A UNION has warned that fans travelling to next month’s Scottish Cup final could be hit by strike action by rail staff.

The Transport Salaried Staffs’ Association (TSSA) will hold talks with ScotRail today in a bid to resolve a dispute over “cuts” to the CCTV security monitoring team.

The TSSA claims CCTV staff are “overstretched” after ScotRail accepted 17 applications for voluntary redundancy. It has also criticised nightshift cover plans and wants staff numbers restored to previous levels. If no agreement is reached today, TSSA general secretary Manuel Cortes plans to raise the issue with Transport Minister Humza Yousaf during a meeting at Holyrood tomorrow.

Unless a solution is found, the union will consult members about strike action over the weekend of May 19 and 20. Celtic will play Motherwell in the Scottish Cup final on the Saturday. Cortes said members have warned ScotRail that its “constant reorganisation is damaging their ability to keep the network secure”.

The TSSA claims the specialist security monitoring team was reduced by 20 per cent when 17 of 84 staff were accepted for voluntary redundancy last year. It says none were replaced and that that means numbers are too low to ensure rotas are not overstretched or to meet the demand for nightshift staff.

Cortes said: “The ScotRail’s decision to impose a nightshift contract on workers who have no wish, or experience, of working nights has provoked much anger and returned an overwhelming mandate for strike action from the TSSA CCCTV team.

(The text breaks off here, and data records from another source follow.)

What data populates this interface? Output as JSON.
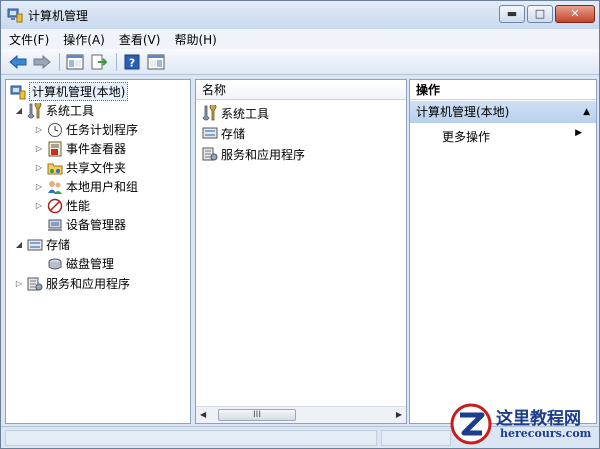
{
  "window": {
    "title": "计算机管理",
    "min_glyph": "▬",
    "max_glyph": "□",
    "close_glyph": "✕"
  },
  "menu": [
    "文件(F)",
    "操作(A)",
    "查看(V)",
    "帮助(H)"
  ],
  "tree": {
    "root": "计算机管理(本地)",
    "system_tools": "系统工具",
    "task_scheduler": "任务计划程序",
    "event_viewer": "事件查看器",
    "shared_folders": "共享文件夹",
    "local_users": "本地用户和组",
    "performance": "性能",
    "device_manager": "设备管理器",
    "storage": "存储",
    "disk_management": "磁盘管理",
    "services": "服务和应用程序"
  },
  "middle": {
    "header": "名称",
    "items": [
      "系统工具",
      "存储",
      "服务和应用程序"
    ],
    "scroll_grip": "III"
  },
  "actions": {
    "title": "操作",
    "section": "计算机管理(本地)",
    "more": "更多操作"
  },
  "watermark": {
    "name": "这里教程网",
    "url": "herecours.com"
  }
}
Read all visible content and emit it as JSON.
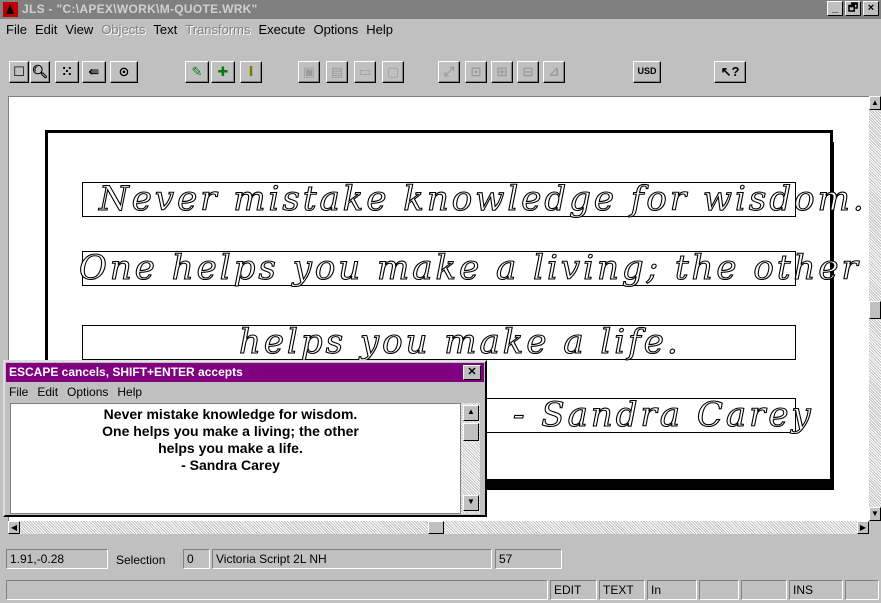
{
  "window": {
    "title": "JLS - \"C:\\APEX\\WORK\\M-QUOTE.WRK\"",
    "buttons": [
      "_",
      "🗗",
      "×"
    ]
  },
  "menubar": [
    {
      "label": "File",
      "enabled": true
    },
    {
      "label": "Edit",
      "enabled": true
    },
    {
      "label": "View",
      "enabled": true
    },
    {
      "label": "Objects",
      "enabled": false
    },
    {
      "label": "Text",
      "enabled": true
    },
    {
      "label": "Transforms",
      "enabled": false
    },
    {
      "label": "Execute",
      "enabled": true
    },
    {
      "label": "Options",
      "enabled": true
    },
    {
      "label": "Help",
      "enabled": true
    }
  ],
  "toolbar": {
    "usd_label": "USD",
    "help_glyph": "↖?",
    "icons": [
      "select-box-icon",
      "zoom-icon",
      "grid-icon",
      "pan-icon",
      "view-icon",
      "pen-icon",
      "add-icon",
      "text-cursor-icon",
      "frame-icon",
      "layout-icon",
      "field-icon",
      "object-icon",
      "scale-icon",
      "resize-icon",
      "align-icon",
      "distribute-icon",
      "transform-icon",
      "usd-button",
      "context-help-icon"
    ]
  },
  "document": {
    "lines": [
      "Never mistake knowledge for wisdom.",
      "One helps you make a living; the other",
      "helps you make a life.",
      "- Sandra Carey"
    ]
  },
  "status": {
    "coords": "1.91,-0.28",
    "selection_label": "Selection",
    "selection_value": "0",
    "font_name": "Victoria Script 2L NH",
    "size_value": "57",
    "edit": "EDIT",
    "text": "TEXT",
    "units": "In",
    "ins": "INS"
  },
  "dialog": {
    "title": "ESCAPE cancels, SHIFT+ENTER accepts",
    "menu": [
      "File",
      "Edit",
      "Options",
      "Help"
    ],
    "text_lines": [
      "Never mistake knowledge for wisdom.",
      "One helps you make a living; the other",
      "helps you make a life.",
      "- Sandra Carey"
    ]
  }
}
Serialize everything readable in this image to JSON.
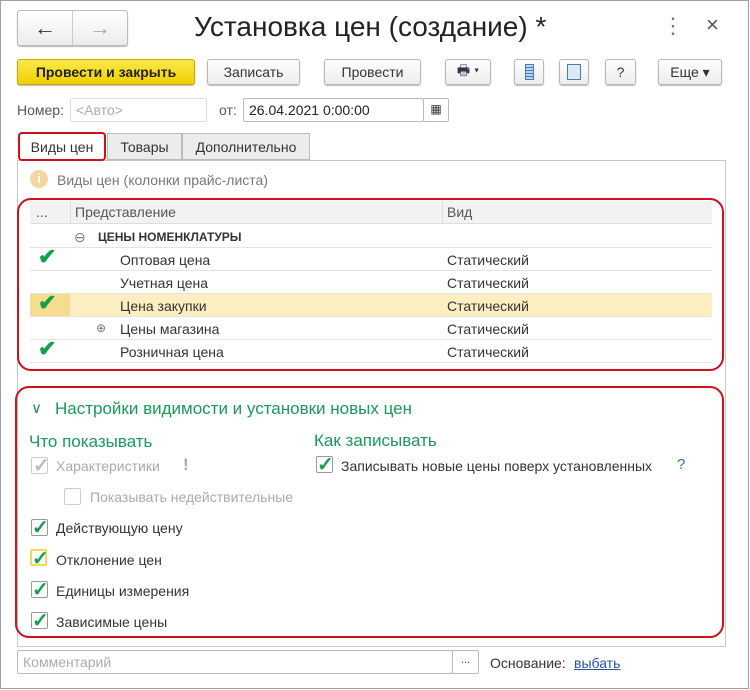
{
  "window": {
    "title": "Установка цен (создание) *",
    "back": "←",
    "forward": "→",
    "more": "⋮",
    "close": "×"
  },
  "toolbar": {
    "post_close": "Провести и закрыть",
    "save": "Записать",
    "post": "Провести",
    "print": "🖶 ▾",
    "q": "?",
    "more": "Еще ▾"
  },
  "header": {
    "number_label": "Номер:",
    "number_placeholder": "<Авто>",
    "date_label": "от:",
    "date_value": "26.04.2021  0:00:00"
  },
  "tabs": [
    "Виды цен",
    "Товары",
    "Дополнительно"
  ],
  "info": "Виды цен (колонки прайс-листа)",
  "table": {
    "columns": [
      "...",
      "Представление",
      "Вид"
    ],
    "group": "ЦЕНЫ НОМЕНКЛАТУРЫ",
    "rows": [
      {
        "name": "Оптовая цена",
        "kind": "Статический",
        "checked": true
      },
      {
        "name": "Учетная цена",
        "kind": "Статический",
        "checked": false
      },
      {
        "name": "Цена закупки",
        "kind": "Статический",
        "checked": true
      },
      {
        "name": "Цены магазина",
        "kind": "Статический",
        "checked": false
      },
      {
        "name": "Розничная цена",
        "kind": "Статический",
        "checked": true
      }
    ]
  },
  "settings": {
    "title": "Настройки видимости и установки новых цен",
    "show_title": "Что показывать",
    "write_title": "Как записывать",
    "characteristics": "Характеристики",
    "show_invalid": "Показывать недействительные",
    "current_price": "Действующую цену",
    "deviation": "Отклонение цен",
    "units": "Единицы измерения",
    "dependent": "Зависимые цены",
    "overwrite": "Записывать новые цены поверх установленных",
    "help": "?"
  },
  "footer": {
    "comment_placeholder": "Комментарий",
    "ellipsis": "...",
    "basis_label": "Основание:",
    "basis_link": "выбать"
  },
  "colors": {
    "accent": "#1a9a5a",
    "highlight": "#d0101a",
    "yellow": "#f5d90e"
  }
}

“Left to their own devices, Abellio’s regard for safety has left us running our railways in Scotland on a wing and a prayer. We have crisis talks with them but I’m not hopeful that they will see the light.

“If Abellio have not found a satisfactory solution by the end of these talks, then it falls to Humza Yousaf to order them to sort the problem out. If not, our members will be consulted on striking over the Scottish Cup final weekend in May.”

ScotRail said earlier that the changes would enhance safety and suggestions otherwise were “wrong and misleading”.